Every time I start accidentally setting a torque value on the metric side of the torque wrench (N-M) I'm reminded of the NASA Mars Orbiter flight where the enroute flight corrections were based on pound-seconds on the spaceship computer and newton-seconds on the ground. It ended up about 100 miles too low at orbit insertion and didn't have the power to recover. $720 million and 15 years of work .... SPLAT! I was at Lockheed at the time but wasn't on that program. The stuff I launched is still up there.
 

·
Registered
Joined
·
2,256 Posts
Amen my brother! My consulting gigs used to take me to different parts of the world, and it often took a few days of mental gymnastics before the brain settles into local units conventions. Truth be told, imperial units and US conventions make no sense in almost all engineering disciplines. No fixed conventions yet in space. Hopefully "give an inch" never gets a toehold. ;)
 
  • Like
Reactions: plplplpl

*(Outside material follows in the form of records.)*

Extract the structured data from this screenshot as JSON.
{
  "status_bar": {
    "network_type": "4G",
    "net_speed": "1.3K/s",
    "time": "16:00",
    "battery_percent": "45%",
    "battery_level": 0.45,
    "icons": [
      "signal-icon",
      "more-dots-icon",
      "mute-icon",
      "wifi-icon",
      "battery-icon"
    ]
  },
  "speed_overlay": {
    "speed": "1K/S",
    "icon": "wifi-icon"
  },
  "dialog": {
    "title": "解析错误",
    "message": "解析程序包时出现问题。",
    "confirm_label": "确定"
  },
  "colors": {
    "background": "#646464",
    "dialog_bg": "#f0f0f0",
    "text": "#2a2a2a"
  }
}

·
Registered
Joined
·
2,116 Posts
Amen my brother! My consulting gigs used to take me to different parts of the world, and it often took a few days of mental gymnastics before the brain settles into local units conventions. Truth be told, imperial units and US conventions make no sense in almost all engineering disciplines. No fixed conventions yet in space. Hopefully "give an inch" never gets a toehold. ;)
Yep metric at work, Imperial at home ... it's enough to keep your mind from getting flabby ... to add to the confusion, men measure theirs in inches, while women in childbirth dilate in centimeters. You'd think mating parts would ... well.
 

·
Registered
Joined
·
1 Posts
Should I just go ahead and change the timing belt etc. when I hit 105000 miles? Or should I wait for the maintenance minder light? TIA
If you know you're going to get it done, it may pay to get to the dealer just before 100k. I took mine in (tensioner was making noise) at 97,000. Because I was still under 100k, they replaced joints under warranty for me as well. If I had waited until after 100k... wouldn't have been covered. They're under an extended warranty for 7yr/100k. It was a $350+ job done for free.
 

·
Registered
Joined
·
9,437 Posts
If you know you're going to get it done, it may pay to get to the dealer just before 100k. I took mine in (tensioner was making noise) at 97,000. Because I was still under 100k, they replaced joints under warranty for me as well. If I had waited until after 100k... wouldn't have been covered. They're under an extended warranty for 7yr/100k. It was a $350+ job done for free.
Wow, Now I know why they recommend the timing belt water pump job at 105k. It used to be 90k years ago.
 
1 - 17 of 17 Posts
Top